Like some of the tattoos that cover his face, many of the letters were indecipherable.
In a July 14 letter to Douglas County District Judge Gary Randall — who sentenced Jenkins for assaulting a corrections officer in 2009 — Jenkins wrote: “Goddess Queens I leave you wealth & Royalty In My Intellects Brilliance. The kingdoms power I protect With Nature of Animalistic Savage Brutality.”
Besides the random contents, the letter was striking because of the way it was written. Jenkins wrote his missive to Randall in a diamond shape. He also attached a picture of a tattoo on his forehead.
Also in July, Jenkins wrote a letter to District Judge Shelly Stratman who, as a deputy Douglas County attorney, had prosecuted Jenkins for assaulting the corrections officer. He wrote some of those sentences in the shape of a circle.
Officials say the letter was mostly incomprehensible. But authorities became concerned because Jenkins called himself a lethal warrior, or something similar.
He closed his letter to Stratman with something to the effect of: “I will see you very soon.”
That had sheriff's deputies on alert to look out for Jenkins. Their task: To keep an eye on him if he ever entered the courthouse.
Jenkins had been under the eye of the state correctional system ever since he committed two robberies at age 15.
In separate crimes in the summer of 2002, the then-15-year-old carjacked one woman and robbed another by hopping into her car and ordering her, at gunpoint, to drive away. Judge Michael Coffey sentenced him to 14 to 15 years on two robbery counts and one weapons count.
On July 4, 2005, Jenkins assaulted an inmate at an Omaha prison for young offenders. For that assault, Judge James Gleason tacked on two years in prison.
On Dec. 17, 2009, Jenkins tried to escape and assaulted a corrections officer while on a furlough to Omaha for a relative's funeral. Randall tacked on two to four years in prison for that offense.

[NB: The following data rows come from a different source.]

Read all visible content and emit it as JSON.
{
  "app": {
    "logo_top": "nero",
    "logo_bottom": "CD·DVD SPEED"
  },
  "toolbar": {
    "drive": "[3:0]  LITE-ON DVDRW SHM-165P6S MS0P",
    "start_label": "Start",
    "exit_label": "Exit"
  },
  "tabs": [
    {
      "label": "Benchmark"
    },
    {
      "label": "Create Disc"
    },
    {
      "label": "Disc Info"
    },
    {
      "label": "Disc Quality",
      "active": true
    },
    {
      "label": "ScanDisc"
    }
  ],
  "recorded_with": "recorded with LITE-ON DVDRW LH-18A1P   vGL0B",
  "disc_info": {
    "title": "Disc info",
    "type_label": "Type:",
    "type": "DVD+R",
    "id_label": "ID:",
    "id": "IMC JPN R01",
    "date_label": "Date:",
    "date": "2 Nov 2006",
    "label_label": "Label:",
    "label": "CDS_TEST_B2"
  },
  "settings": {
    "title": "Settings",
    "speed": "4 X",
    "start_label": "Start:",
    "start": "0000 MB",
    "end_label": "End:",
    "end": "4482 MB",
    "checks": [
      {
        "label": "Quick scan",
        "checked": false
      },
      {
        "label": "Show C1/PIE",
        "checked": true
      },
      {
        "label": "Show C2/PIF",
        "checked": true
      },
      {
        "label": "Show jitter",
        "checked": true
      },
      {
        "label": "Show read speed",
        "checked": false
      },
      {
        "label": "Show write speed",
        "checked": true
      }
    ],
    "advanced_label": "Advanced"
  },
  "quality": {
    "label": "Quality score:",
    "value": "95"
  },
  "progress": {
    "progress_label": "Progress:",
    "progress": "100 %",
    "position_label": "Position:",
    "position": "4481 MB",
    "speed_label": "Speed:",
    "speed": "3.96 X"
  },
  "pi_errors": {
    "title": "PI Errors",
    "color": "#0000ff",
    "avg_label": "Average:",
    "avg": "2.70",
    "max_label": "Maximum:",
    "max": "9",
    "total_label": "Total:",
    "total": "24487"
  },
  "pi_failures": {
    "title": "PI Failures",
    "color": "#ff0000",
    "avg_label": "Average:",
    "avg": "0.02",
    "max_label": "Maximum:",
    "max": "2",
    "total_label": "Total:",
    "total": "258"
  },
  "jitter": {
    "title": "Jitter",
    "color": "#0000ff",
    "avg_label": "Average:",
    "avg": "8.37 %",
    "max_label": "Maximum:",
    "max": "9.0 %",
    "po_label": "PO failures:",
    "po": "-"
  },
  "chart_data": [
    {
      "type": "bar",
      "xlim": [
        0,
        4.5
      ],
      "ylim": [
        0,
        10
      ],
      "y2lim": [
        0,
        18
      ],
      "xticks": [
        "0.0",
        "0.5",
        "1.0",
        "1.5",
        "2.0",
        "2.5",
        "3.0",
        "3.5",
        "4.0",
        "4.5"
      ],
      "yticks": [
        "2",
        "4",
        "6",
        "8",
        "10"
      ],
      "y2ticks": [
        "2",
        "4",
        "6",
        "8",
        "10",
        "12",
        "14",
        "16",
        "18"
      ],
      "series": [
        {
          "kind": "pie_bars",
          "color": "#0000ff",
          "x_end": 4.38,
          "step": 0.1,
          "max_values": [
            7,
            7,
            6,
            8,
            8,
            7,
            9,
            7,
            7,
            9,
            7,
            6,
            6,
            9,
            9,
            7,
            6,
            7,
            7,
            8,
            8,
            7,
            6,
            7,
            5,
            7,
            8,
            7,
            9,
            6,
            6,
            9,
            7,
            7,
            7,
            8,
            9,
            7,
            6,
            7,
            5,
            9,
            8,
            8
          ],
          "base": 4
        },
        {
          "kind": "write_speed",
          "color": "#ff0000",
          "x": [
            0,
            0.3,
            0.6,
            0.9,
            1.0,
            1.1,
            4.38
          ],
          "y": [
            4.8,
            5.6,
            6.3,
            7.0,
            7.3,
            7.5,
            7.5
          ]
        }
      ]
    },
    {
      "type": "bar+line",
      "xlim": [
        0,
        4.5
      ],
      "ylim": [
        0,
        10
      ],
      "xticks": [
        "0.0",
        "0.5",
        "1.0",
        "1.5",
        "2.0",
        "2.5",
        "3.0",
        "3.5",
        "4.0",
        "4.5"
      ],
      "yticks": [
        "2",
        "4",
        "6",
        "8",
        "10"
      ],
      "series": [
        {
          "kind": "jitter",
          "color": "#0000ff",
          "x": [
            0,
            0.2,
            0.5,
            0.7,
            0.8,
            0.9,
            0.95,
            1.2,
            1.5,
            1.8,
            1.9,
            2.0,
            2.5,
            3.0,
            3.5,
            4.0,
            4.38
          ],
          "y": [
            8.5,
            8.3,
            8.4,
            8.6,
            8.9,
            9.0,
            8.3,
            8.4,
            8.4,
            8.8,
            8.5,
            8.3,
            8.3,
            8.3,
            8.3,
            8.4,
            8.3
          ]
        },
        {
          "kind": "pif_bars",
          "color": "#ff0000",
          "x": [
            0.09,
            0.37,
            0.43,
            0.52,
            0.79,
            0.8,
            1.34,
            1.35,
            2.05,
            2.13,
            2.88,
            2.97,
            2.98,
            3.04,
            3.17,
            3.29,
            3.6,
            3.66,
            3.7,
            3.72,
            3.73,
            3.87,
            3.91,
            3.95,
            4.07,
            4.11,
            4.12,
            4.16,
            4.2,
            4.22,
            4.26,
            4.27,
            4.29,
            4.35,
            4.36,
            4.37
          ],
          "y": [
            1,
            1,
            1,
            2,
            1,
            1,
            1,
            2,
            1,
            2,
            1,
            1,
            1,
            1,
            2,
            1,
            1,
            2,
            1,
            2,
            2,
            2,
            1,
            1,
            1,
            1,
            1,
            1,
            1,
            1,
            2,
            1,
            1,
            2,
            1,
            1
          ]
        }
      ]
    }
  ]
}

All told, Jenkins' sentences added up to 18 to 21 years in prison. With his release in July, his terms essentially had been cut in half, as many state prison sentences are.

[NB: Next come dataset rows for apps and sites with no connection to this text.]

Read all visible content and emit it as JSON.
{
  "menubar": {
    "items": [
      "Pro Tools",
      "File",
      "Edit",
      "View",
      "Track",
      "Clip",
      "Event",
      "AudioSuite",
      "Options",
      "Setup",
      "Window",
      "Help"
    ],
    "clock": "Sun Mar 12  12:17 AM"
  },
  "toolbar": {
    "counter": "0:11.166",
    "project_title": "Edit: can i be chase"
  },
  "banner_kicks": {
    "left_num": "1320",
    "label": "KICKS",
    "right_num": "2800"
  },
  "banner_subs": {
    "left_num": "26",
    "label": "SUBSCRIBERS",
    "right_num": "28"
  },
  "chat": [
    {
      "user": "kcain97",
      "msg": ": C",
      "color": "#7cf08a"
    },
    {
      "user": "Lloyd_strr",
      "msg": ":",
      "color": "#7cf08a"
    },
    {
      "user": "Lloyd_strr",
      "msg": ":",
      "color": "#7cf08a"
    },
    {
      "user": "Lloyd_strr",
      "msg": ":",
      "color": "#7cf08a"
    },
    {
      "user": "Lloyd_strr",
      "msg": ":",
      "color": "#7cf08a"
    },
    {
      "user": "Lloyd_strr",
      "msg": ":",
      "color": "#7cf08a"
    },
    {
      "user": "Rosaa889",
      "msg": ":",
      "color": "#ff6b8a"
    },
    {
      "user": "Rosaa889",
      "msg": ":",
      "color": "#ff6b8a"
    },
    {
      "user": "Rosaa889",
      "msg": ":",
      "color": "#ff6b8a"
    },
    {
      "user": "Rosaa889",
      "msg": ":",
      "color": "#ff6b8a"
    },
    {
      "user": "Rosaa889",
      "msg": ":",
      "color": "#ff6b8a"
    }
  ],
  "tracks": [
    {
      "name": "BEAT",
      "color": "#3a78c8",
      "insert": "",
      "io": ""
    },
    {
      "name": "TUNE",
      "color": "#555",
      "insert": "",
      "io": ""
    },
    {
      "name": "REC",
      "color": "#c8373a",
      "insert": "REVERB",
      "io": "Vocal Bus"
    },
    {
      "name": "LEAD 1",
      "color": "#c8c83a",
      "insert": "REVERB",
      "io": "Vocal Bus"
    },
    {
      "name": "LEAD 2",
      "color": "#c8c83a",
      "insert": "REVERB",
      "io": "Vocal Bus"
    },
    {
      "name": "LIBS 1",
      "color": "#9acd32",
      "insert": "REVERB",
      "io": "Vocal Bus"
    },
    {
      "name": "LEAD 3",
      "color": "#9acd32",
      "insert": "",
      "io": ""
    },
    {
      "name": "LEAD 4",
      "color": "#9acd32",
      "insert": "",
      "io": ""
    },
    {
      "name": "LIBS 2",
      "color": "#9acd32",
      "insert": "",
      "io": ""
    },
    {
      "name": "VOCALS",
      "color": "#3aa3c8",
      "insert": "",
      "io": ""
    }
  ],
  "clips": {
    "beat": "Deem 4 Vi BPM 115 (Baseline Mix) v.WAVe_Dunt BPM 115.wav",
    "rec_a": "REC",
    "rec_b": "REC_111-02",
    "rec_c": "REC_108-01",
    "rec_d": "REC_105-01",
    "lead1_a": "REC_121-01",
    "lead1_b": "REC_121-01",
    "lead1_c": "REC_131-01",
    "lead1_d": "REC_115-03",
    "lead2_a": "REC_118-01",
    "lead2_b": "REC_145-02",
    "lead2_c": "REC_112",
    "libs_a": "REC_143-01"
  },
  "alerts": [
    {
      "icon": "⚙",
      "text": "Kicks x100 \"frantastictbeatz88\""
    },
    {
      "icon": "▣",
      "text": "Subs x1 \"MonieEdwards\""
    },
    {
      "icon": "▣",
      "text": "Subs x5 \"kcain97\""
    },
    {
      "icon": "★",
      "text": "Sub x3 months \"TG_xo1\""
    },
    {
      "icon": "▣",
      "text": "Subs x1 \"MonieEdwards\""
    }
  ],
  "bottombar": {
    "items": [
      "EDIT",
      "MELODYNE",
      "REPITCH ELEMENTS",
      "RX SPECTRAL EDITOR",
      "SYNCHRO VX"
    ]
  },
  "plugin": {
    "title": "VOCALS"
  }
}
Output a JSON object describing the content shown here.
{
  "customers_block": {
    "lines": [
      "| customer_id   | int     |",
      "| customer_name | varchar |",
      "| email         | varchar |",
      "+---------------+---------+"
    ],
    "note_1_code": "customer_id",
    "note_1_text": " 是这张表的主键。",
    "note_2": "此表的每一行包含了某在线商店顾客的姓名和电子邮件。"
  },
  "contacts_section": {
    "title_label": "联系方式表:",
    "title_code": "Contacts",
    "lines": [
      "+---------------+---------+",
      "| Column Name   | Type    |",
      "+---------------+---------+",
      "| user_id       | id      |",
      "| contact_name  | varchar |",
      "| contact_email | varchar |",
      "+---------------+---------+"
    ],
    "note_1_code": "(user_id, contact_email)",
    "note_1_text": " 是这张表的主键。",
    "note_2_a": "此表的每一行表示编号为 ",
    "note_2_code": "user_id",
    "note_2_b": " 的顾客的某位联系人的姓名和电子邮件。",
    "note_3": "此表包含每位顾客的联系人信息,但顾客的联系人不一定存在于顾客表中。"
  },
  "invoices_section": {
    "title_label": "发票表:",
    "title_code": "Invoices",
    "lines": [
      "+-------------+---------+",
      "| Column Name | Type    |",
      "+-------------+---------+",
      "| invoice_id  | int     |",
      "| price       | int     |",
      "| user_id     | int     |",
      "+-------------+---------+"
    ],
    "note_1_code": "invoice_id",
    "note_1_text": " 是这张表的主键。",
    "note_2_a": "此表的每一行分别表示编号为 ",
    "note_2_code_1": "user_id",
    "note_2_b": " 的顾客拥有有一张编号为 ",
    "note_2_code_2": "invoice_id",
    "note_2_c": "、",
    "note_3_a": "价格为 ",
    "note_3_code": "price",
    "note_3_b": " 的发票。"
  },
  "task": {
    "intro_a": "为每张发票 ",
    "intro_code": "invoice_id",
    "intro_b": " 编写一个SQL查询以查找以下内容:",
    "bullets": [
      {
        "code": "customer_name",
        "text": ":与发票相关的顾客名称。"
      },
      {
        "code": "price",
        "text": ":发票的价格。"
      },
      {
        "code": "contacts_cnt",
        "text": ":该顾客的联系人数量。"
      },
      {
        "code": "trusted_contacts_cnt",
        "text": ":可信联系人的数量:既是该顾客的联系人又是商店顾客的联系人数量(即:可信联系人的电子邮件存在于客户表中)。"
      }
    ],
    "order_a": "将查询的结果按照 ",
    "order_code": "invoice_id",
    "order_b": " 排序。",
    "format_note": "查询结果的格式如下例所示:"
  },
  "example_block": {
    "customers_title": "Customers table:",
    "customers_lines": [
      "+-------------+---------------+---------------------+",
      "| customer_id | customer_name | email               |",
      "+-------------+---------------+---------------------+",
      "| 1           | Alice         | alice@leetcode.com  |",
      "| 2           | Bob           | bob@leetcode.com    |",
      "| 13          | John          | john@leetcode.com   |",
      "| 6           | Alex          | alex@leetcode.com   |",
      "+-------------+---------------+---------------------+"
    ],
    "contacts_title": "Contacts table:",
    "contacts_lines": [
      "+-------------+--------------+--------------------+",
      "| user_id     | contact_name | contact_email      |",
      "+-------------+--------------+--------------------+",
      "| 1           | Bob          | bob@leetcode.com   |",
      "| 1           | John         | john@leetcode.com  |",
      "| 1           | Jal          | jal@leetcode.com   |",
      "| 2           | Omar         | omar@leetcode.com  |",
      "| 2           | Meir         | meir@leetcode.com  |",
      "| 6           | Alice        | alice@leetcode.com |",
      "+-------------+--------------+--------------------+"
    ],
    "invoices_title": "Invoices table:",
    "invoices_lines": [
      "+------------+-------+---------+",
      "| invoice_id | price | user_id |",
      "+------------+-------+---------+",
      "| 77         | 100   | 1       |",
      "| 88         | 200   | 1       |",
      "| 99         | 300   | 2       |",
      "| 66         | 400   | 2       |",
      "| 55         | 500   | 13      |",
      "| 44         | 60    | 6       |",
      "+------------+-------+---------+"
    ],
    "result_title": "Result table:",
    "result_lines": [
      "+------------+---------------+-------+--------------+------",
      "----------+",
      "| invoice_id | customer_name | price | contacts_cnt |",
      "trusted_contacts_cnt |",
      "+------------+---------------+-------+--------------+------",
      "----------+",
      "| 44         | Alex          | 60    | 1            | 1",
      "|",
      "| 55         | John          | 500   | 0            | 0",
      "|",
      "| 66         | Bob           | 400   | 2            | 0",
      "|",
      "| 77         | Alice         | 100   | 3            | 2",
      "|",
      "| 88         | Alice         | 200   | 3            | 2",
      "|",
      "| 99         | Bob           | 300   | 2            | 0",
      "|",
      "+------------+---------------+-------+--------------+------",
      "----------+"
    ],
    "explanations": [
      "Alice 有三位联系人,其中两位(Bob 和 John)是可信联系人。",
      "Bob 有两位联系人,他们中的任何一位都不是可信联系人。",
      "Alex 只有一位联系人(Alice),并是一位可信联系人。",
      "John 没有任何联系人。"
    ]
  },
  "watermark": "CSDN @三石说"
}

At least one judge had aired concerns about the correctional system's ability to effectively handle Jenkins.
In July 2011, at Jenkins' sentencing for the attack on the corrections officer, Randall wrote: “The court notes that ... the defendant requested treatment for his mental health issues. The record in this case would support the defendant's request ... The defendant has a long and serious history of mental illness which inhibits his ability to be rehabilitated.”
One court official who handled one of Jenkins' cases acknowledged that he was erratic but also questioned whether he was playing up his mental illness.

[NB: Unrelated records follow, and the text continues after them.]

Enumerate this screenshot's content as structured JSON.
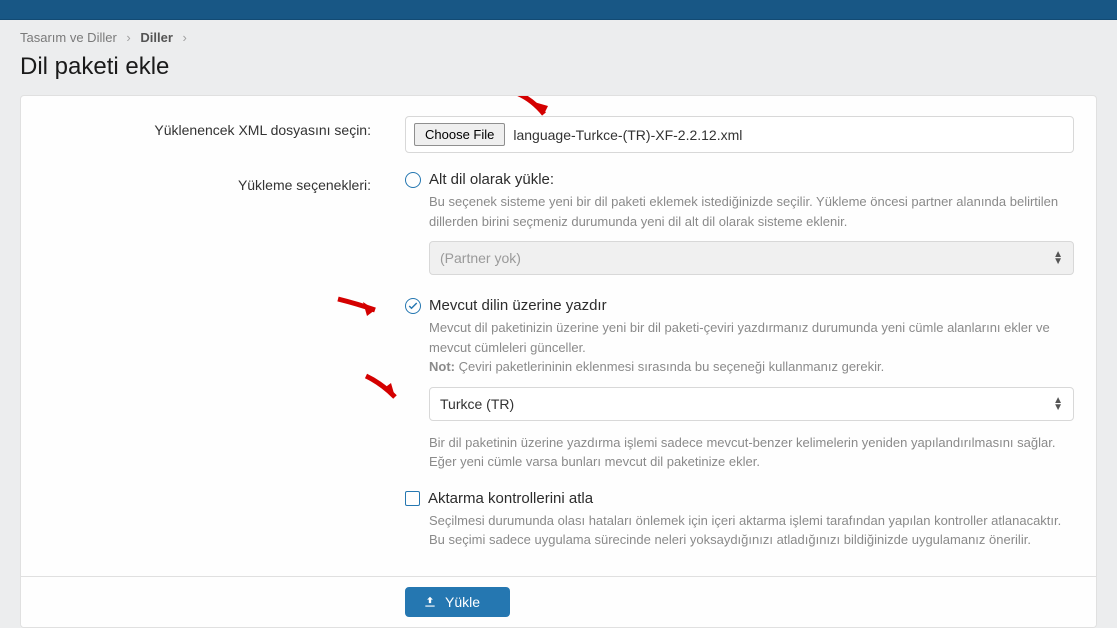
{
  "breadcrumb": {
    "root": "Tasarım ve Diller",
    "current": "Diller"
  },
  "page_title": "Dil paketi ekle",
  "file_row": {
    "label": "Yüklenencek XML dosyasını seçin:",
    "button": "Choose File",
    "filename": "language-Turkce-(TR)-XF-2.2.12.xml"
  },
  "options_label": "Yükleme seçenekleri:",
  "radio_child": {
    "label": "Alt dil olarak yükle:",
    "desc": "Bu seçenek sisteme yeni bir dil paketi eklemek istediğinizde seçilir. Yükleme öncesi partner alanında belirtilen dillerden birini seçmeniz durumunda yeni dil alt dil olarak sisteme eklenir.",
    "select": "(Partner yok)"
  },
  "radio_overwrite": {
    "label": "Mevcut dilin üzerine yazdır",
    "desc1": "Mevcut dil paketinizin üzerine yeni bir dil paketi-çeviri yazdırmanız durumunda yeni cümle alanlarını ekler ve mevcut cümleleri günceller.",
    "note_label": "Not:",
    "note": " Çeviri paketlerininin eklenmesi sırasında bu seçeneği kullanmanız gerekir.",
    "select": "Turkce (TR)",
    "desc2": "Bir dil paketinin üzerine yazdırma işlemi sadece mevcut-benzer kelimelerin yeniden yapılandırılmasını sağlar. Eğer yeni cümle varsa bunları mevcut dil paketinize ekler."
  },
  "checkbox_skip": {
    "label": "Aktarma kontrollerini atla",
    "desc": "Seçilmesi durumunda olası hataları önlemek için içeri aktarma işlemi tarafından yapılan kontroller atlanacaktır. Bu seçimi sadece uygulama sürecinde neleri yoksaydığınızı atladığınızı bildiğinizde uygulamanız önerilir."
  },
  "submit": "Yükle"
}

“He may have some mental illness,” the official said. “But he knows right from wrong.”
Authorities hope to interview Nikko A. Jenkins, 26, about these unsolved homicides:
A patrol officer discovers the bodies of Juan Uribe-Pena, 26, and Jorge C. Cajiga-Ruiz, 29, about 5 a.m. inside a Ford pickup truck parked near the public swimming pool at Spring Lake Park. Both had been shot in the head.
The body of Curtis Bradford, 22, of Omaha is found about 7 a.m. outside a detached garage near 18th and Clark Streets. He was shot in the head. Bradford was planning to study business at ITT Technical Institute. Bradford and Nikko Jenkins met in prison. They posed together for a photo that was posted Aug. 18 on Facebook.
Douglas County sheriff's deputies find the body of Andrea L. Kruger, 33, shortly after 2 a.m. in the street near the intersection of 168th and Fort Streets. She was shot multiple times. Kruger, married and the mother of three, was on her way home from her bartending job near 178th and Pacific Streets. Sheriff Tim Dunning says Kruger was shot sometime between 1:47 a.m., when she closed the bar, and 2:08 a.m., when deputies responded to a call of shots fired. Her 2012 Chevrolet Traverse is located by police about 16 hours later in an alley near 43rd and Charles Streets. Dunning says someone made “a feeble attempt” to set the vehicle on fire.